Unfortunately, the sealing doesn’t mean that the criminal justice system is blocked. On the contrary, with a court order, prosecutors and cops can access your records and use them against you at a later conviction. Court orders can be obtained for different situations, including a protective order, child custody proceedings, eligibility to own a firearm and to determine the eligibility of a witness to testify in court proceedings. 

Can potential employers test for marijuana use?

Though the new law allows for marijuana possession and restricts employer access to marijuana-related convictions, it doesn’t mean you’ll get a free pass in a job application for cannabis use. The new marijuana law in Virginia still allows employers to run marijuana tests during recruitment. They can also take action against an employee for using marijuana. However, the changes in the law prompt Virginia employers to consider adjusting their marijuana testing and disciplinary policies.  

For instance, the new law protects employees who use cannabis oil for medical purposes and have a note from a health practitioner. Recreational marijuana users don’t have such protections under the new Virginia law. Aside from this, the new law allows individuals to cultivate cannabis plants for personal use (up to 4 plants) and carry up to one ounce.
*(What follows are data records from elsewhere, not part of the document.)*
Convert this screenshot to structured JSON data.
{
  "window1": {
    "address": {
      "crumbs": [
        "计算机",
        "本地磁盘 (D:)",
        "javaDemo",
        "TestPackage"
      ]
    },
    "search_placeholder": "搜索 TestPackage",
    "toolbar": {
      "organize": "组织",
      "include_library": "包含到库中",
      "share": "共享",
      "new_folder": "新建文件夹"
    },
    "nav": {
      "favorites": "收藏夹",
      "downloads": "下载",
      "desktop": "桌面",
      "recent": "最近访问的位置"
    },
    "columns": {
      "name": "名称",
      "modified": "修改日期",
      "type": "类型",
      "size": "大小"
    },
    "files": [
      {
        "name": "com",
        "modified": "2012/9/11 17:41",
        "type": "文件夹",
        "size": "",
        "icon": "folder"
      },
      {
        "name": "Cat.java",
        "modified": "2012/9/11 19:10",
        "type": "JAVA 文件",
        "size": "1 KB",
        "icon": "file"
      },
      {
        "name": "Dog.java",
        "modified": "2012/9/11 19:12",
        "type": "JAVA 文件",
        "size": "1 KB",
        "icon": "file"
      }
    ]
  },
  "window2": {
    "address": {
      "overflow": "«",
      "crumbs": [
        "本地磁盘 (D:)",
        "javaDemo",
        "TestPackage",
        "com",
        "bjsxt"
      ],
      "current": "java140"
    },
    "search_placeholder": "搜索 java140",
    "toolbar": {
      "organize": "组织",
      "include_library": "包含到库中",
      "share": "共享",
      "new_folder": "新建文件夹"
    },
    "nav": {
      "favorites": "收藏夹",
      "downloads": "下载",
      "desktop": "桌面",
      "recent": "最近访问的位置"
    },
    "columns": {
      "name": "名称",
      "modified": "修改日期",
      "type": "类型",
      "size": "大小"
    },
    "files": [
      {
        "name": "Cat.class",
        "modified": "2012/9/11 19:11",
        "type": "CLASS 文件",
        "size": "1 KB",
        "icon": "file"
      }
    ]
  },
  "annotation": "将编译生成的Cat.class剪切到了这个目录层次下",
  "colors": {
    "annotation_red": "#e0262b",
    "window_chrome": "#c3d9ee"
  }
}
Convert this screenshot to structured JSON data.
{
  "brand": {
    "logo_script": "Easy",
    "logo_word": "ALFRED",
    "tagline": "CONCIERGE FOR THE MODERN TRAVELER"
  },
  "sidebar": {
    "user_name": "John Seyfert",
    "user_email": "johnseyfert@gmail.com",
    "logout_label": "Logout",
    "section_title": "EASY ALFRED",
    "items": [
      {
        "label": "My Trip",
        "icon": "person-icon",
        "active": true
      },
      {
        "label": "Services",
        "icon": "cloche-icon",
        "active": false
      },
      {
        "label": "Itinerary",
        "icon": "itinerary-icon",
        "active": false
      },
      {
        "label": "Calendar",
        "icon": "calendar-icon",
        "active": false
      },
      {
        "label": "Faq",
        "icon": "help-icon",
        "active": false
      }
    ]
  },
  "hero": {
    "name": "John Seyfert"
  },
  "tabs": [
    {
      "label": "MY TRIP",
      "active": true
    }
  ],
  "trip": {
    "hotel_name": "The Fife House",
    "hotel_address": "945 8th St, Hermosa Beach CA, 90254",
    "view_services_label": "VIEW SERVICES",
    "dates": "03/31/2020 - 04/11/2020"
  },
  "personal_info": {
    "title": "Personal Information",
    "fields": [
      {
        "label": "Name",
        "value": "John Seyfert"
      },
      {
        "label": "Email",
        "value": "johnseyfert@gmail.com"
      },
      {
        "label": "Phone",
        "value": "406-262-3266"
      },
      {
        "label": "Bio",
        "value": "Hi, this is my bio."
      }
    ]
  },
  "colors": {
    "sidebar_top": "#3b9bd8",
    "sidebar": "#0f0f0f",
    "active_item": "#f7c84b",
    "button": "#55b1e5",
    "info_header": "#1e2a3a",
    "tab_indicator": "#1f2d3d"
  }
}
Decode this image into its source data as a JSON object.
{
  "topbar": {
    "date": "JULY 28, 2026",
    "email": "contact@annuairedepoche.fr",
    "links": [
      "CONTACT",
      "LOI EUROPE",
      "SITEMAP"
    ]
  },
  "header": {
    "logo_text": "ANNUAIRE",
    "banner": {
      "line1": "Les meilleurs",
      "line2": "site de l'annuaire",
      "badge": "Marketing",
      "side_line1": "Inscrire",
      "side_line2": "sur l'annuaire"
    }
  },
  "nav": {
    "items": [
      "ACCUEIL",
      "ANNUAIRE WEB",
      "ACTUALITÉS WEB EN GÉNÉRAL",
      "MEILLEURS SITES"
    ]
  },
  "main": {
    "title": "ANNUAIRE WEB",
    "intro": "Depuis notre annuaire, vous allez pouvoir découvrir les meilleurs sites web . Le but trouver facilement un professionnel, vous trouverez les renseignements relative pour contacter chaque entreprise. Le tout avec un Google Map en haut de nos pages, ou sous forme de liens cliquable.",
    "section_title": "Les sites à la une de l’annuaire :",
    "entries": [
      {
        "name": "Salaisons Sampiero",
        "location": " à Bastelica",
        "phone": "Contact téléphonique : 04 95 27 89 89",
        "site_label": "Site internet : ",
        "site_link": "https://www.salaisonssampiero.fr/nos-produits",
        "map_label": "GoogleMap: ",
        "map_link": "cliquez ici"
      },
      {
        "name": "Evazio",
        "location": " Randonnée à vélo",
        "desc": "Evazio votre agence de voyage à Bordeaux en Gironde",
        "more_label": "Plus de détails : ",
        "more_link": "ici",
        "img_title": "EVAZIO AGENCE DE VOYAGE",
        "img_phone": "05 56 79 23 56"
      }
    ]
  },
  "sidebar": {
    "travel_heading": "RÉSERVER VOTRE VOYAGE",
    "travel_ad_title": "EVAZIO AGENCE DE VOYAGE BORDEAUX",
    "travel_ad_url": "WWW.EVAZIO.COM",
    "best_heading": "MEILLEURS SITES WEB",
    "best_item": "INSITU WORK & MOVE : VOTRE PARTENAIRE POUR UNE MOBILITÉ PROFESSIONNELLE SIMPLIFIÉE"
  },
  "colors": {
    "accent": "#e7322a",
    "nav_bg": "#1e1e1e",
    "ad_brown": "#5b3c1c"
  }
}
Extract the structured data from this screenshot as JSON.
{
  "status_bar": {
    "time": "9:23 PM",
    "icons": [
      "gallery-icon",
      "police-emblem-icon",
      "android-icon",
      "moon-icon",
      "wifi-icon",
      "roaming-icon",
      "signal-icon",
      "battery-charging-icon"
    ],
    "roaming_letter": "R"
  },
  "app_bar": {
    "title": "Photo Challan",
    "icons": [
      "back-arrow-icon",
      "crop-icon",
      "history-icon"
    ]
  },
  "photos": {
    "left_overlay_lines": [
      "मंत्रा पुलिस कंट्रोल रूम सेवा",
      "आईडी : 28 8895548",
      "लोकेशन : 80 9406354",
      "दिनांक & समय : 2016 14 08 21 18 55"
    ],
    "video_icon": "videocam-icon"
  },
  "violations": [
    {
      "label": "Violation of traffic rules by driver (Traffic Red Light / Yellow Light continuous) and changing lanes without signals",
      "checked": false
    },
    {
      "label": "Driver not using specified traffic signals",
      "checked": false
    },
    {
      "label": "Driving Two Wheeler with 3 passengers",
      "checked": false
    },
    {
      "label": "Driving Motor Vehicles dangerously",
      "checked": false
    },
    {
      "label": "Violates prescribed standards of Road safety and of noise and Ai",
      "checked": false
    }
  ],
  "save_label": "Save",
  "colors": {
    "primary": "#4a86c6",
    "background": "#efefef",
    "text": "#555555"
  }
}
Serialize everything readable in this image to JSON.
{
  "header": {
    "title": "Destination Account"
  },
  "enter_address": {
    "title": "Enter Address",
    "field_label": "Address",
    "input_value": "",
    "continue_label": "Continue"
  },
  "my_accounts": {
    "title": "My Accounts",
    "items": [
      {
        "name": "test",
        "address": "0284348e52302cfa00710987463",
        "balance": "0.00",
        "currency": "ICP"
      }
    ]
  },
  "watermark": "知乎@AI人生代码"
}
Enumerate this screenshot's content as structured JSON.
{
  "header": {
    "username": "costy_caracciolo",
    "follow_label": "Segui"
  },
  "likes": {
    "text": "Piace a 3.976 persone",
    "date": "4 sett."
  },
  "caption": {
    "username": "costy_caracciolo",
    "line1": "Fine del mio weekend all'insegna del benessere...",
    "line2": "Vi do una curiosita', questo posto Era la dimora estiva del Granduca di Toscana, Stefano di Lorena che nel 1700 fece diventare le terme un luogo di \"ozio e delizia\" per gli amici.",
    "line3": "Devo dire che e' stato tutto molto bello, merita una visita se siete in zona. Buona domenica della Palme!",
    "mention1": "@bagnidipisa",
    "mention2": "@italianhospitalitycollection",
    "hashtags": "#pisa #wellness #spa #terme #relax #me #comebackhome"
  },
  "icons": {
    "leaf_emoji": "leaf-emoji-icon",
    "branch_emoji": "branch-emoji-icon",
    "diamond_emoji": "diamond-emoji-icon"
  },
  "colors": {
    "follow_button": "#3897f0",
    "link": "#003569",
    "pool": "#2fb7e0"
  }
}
For more information or if you need help with a criminal case please do not hesitate to contact Keefer Law Firm today!